Despite my war cries about body positivity and loving all your curves, edges and squiggles, I had accidentally become attached to the idea of my ideal weight. It made me put on my Carrie-Bradshaw’s-overused-rhetorical-question hat and ask… why is it so hard to love yourself?
If one of my friends were to say something disparaging about their body I would be quick to counter with enough compliments to boost their self esteem back up to capacity, but for some reason I wasn’t capable of extending this same courtesy to myself. After researching various workout options that promised to burn my fat and deliver a thigh gap to my jiggly legs I had a realisation…
My weight gain wasn’t the problem.
It wasn’t something that needed a crash diet or dangerous workout routine to eradicate.

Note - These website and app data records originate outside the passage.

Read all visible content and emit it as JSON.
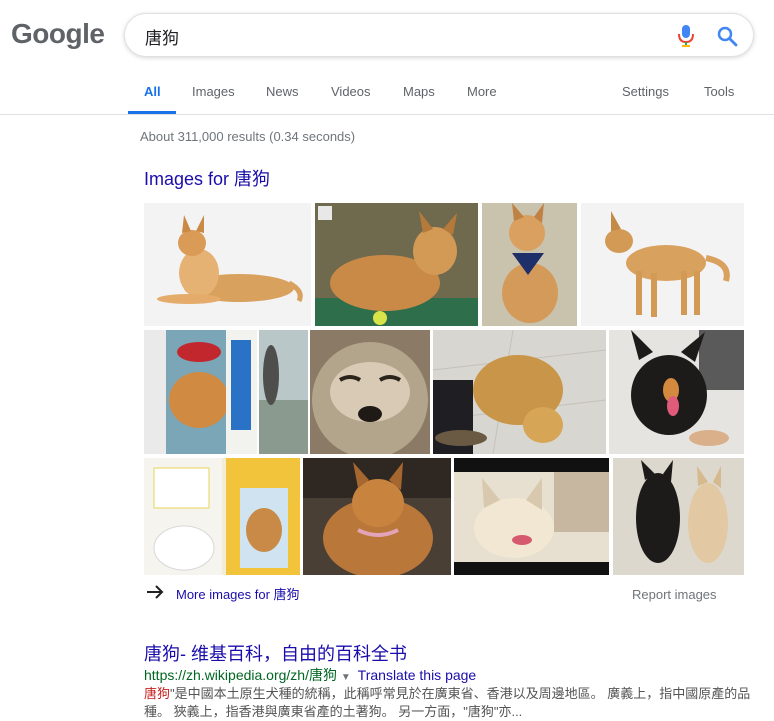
{
  "logo": "Google",
  "search": {
    "query": "唐狗"
  },
  "tabs": {
    "all": "All",
    "images": "Images",
    "news": "News",
    "videos": "Videos",
    "maps": "Maps",
    "more": "More",
    "settings": "Settings",
    "tools": "Tools"
  },
  "result_stats": "About 311,000 results (0.34 seconds)",
  "images_section": {
    "heading": "Images for 唐狗",
    "more_images": "More images for 唐狗",
    "report_images": "Report images"
  },
  "result": {
    "title": "唐狗- 维基百科，自由的百科全书",
    "url": "https://zh.wikipedia.org/zh/唐狗",
    "translate": "Translate this page",
    "snippet_em": "唐狗",
    "snippet_rest": "\"是中國本土原生犬種的統稱，此稱呼常見於在廣東省、香港以及周邊地區。 廣義上，指中國原產的品種。 狹義上，指香港與廣東省產的土著狗。 另一方面，\"唐狗\"亦..."
  },
  "colors": {
    "accent_blue": "#1a73e8",
    "link_blue": "#1a0dab",
    "url_green": "#006621",
    "mic_red": "#ea4335",
    "snippet_highlight": "#c5221f"
  },
  "icons": [
    "mic-icon",
    "search-icon",
    "arrow-right-icon"
  ]
}
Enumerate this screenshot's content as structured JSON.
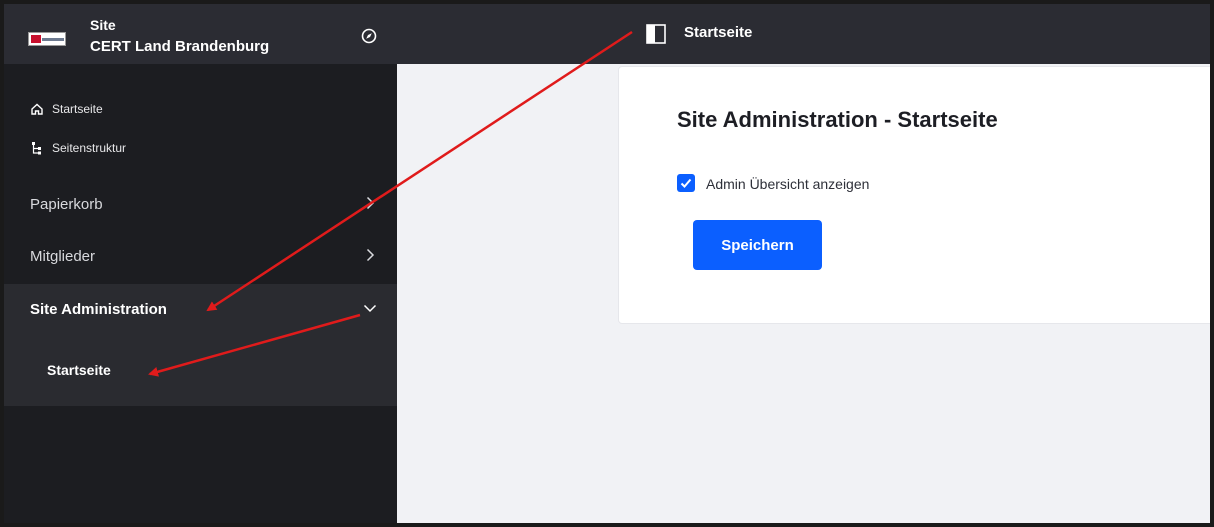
{
  "site": {
    "label": "Site",
    "name": "CERT Land Brandenburg"
  },
  "sidebar": {
    "quick_links": [
      {
        "label": "Startseite",
        "icon": "home-icon"
      },
      {
        "label": "Seitenstruktur",
        "icon": "tree-icon"
      }
    ],
    "sections": [
      {
        "label": "Papierkorb",
        "icon": "chevron-right-icon"
      },
      {
        "label": "Mitglieder",
        "icon": "chevron-right-icon"
      },
      {
        "label": "Site Administration",
        "icon": "chevron-down-icon",
        "expanded": true
      }
    ],
    "submenu": [
      {
        "label": "Startseite",
        "selected": true
      }
    ]
  },
  "topbar": {
    "title": "Startseite",
    "toggle_icon": "panel-toggle-icon"
  },
  "main": {
    "heading": "Site Administration - Startseite",
    "checkbox": {
      "label": "Admin Übersicht anzeigen",
      "checked": true
    },
    "save_label": "Speichern"
  },
  "colors": {
    "sidebar_bg": "#1c1d21",
    "header_bg": "#2b2c33",
    "primary": "#0b5fff",
    "arrow": "#e01b1b"
  }
}
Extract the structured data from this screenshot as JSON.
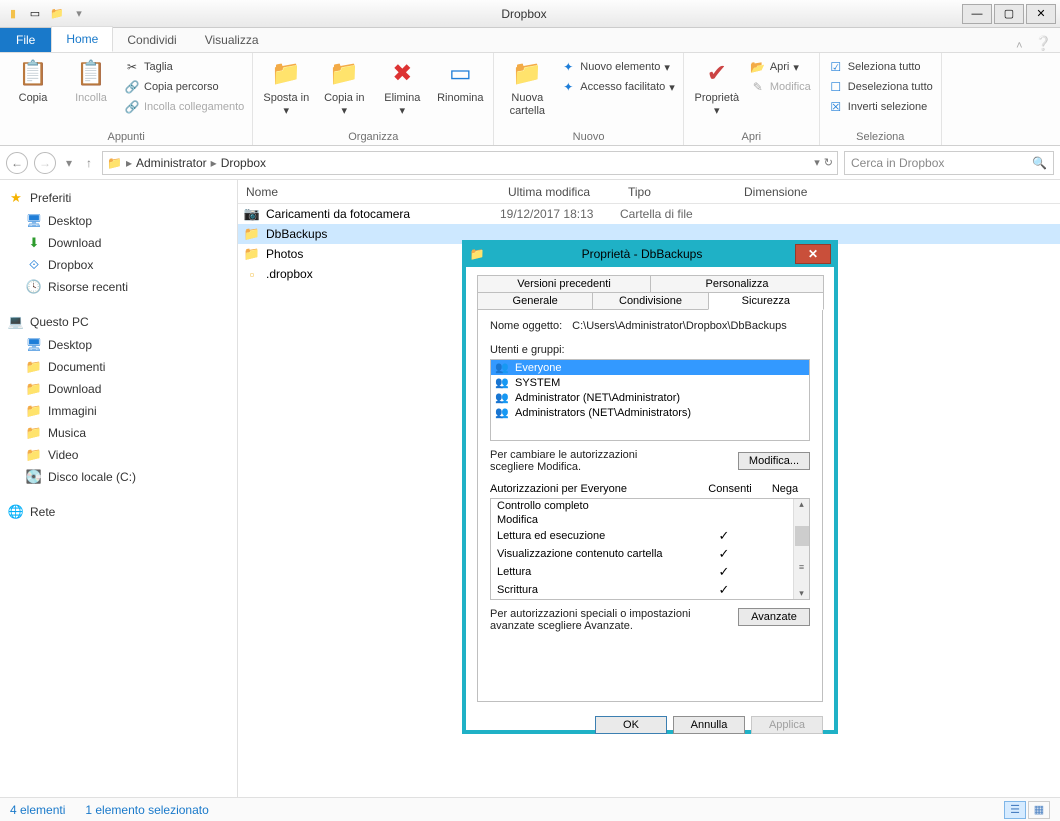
{
  "window": {
    "title": "Dropbox"
  },
  "tabs": {
    "file": "File",
    "home": "Home",
    "share": "Condividi",
    "view": "Visualizza"
  },
  "ribbon": {
    "groups": {
      "clipboard": "Appunti",
      "organise": "Organizza",
      "new": "Nuovo",
      "open": "Apri",
      "select": "Seleziona"
    },
    "copy": "Copia",
    "paste": "Incolla",
    "cut": "Taglia",
    "copypath": "Copia percorso",
    "pastelink": "Incolla collegamento",
    "move": "Sposta in",
    "copyto": "Copia in",
    "delete": "Elimina",
    "rename": "Rinomina",
    "newfolder": "Nuova cartella",
    "newitem": "Nuovo elemento",
    "easyaccess": "Accesso facilitato",
    "properties": "Proprietà",
    "openbtn": "Apri",
    "edit": "Modifica",
    "selectall": "Seleziona tutto",
    "deselect": "Deseleziona tutto",
    "invert": "Inverti selezione"
  },
  "breadcrumb": {
    "a": "Administrator",
    "b": "Dropbox"
  },
  "search": {
    "placeholder": "Cerca in Dropbox"
  },
  "columns": {
    "name": "Nome",
    "date": "Ultima modifica",
    "type": "Tipo",
    "size": "Dimensione"
  },
  "sidebar": {
    "favorites": "Preferiti",
    "fav": {
      "desktop": "Desktop",
      "download": "Download",
      "dropbox": "Dropbox",
      "recent": "Risorse recenti"
    },
    "thispc": "Questo PC",
    "pc": {
      "desktop": "Desktop",
      "documents": "Documenti",
      "download": "Download",
      "images": "Immagini",
      "music": "Musica",
      "video": "Video",
      "disk": "Disco locale (C:)"
    },
    "network": "Rete"
  },
  "files": [
    {
      "name": "Caricamenti da fotocamera",
      "date": "19/12/2017 18:13",
      "type": "Cartella di file",
      "icon": "📷"
    },
    {
      "name": "DbBackups",
      "date": "",
      "type": "",
      "icon": "📁",
      "selected": true
    },
    {
      "name": "Photos",
      "date": "",
      "type": "",
      "icon": "📁"
    },
    {
      "name": ".dropbox",
      "date": "",
      "type": "",
      "icon": "▫"
    }
  ],
  "status": {
    "count": "4 elementi",
    "selected": "1 elemento selezionato"
  },
  "dialog": {
    "title": "Proprietà - DbBackups",
    "tabs": {
      "general": "Generale",
      "sharing": "Condivisione",
      "security": "Sicurezza",
      "previous": "Versioni precedenti",
      "customise": "Personalizza"
    },
    "object_label": "Nome oggetto:",
    "object_path": "C:\\Users\\Administrator\\Dropbox\\DbBackups",
    "users_label": "Utenti e gruppi:",
    "users": [
      {
        "name": "Everyone",
        "selected": true
      },
      {
        "name": "SYSTEM"
      },
      {
        "name": "Administrator (NET\\Administrator)"
      },
      {
        "name": "Administrators (NET\\Administrators)"
      }
    ],
    "change_hint": "Per cambiare le autorizzazioni scegliere Modifica.",
    "modify_btn": "Modifica...",
    "perm_header": "Autorizzazioni per Everyone",
    "perm_allow": "Consenti",
    "perm_deny": "Nega",
    "perms": [
      {
        "name": "Controllo completo",
        "allow": false
      },
      {
        "name": "Modifica",
        "allow": false
      },
      {
        "name": "Lettura ed esecuzione",
        "allow": true
      },
      {
        "name": "Visualizzazione contenuto cartella",
        "allow": true
      },
      {
        "name": "Lettura",
        "allow": true
      },
      {
        "name": "Scrittura",
        "allow": true
      }
    ],
    "advanced_hint": "Per autorizzazioni speciali o impostazioni avanzate scegliere Avanzate.",
    "advanced_btn": "Avanzate",
    "ok": "OK",
    "cancel": "Annulla",
    "apply": "Applica"
  }
}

The weight I had gained was a symptom of my lifestyle – or more importantly, the negative aspects of my lifestyle that I had let get out of control.
It turns out that if you drop most of the exercise from your life and still continue to eat the same old crap you’re going to gain some weight. It is how your body works. I might have blamed the change in my body on the mythical properties of my black jeans (which if I’m being honest, more closely resembled leggings than actual denim), but the fact of the matter was that I hadn’t broken a sweat in at least 3 months.
And that was my problem.
I had seen myself naked. Hell, I had danced naked in front of a mirror (long story, alright?) and I wasn’t repulsed by the sight of my jiggling bits. So why should I suddenly feel bad about it?
I didn’t want to be fat shamed into exercising.
While weight gain might have been the instigator, I didn’t want it to be the only thing I was concerned about. To be honest, if my weight and body shape didn’t change at all but I was able carry my shopping home from the supermarket without stopping every couple of metres or run a short distance to make my train without struggling to breathe for the next hour then that would be just fine with me.
I realised it was time to change the conversation about weight loss.
The reality is that our weight will fluctuate throughout our lives and we need to stop fixating on the number on the scale.
My fitness goals for this year are just that – for fitness.
In broad terms, I want to get stronger, faster and more flexible.
To be more specific…
I want to be able to do at least 3 push ups.
To be able to run a lap around my local park without stopping.
I want to be able to comfortably touch my toes.
These goals might seem super easy, but for me and my current fitness levels it feels like a marathon.
It might seem like I’m taking baby steps, but rest assured these steps are steady. I’m starting to make changes that I should be able to maintain for the rest of my life.
Most importantly, I’m taking the focus off weight loss and removing it from my equation for happiness.
I’m working towards a stronger, fitter future.
Jiggly thighs or no jiggly thighs.
Note: Image is most definitely not of me, but is by photographer Matthew Kane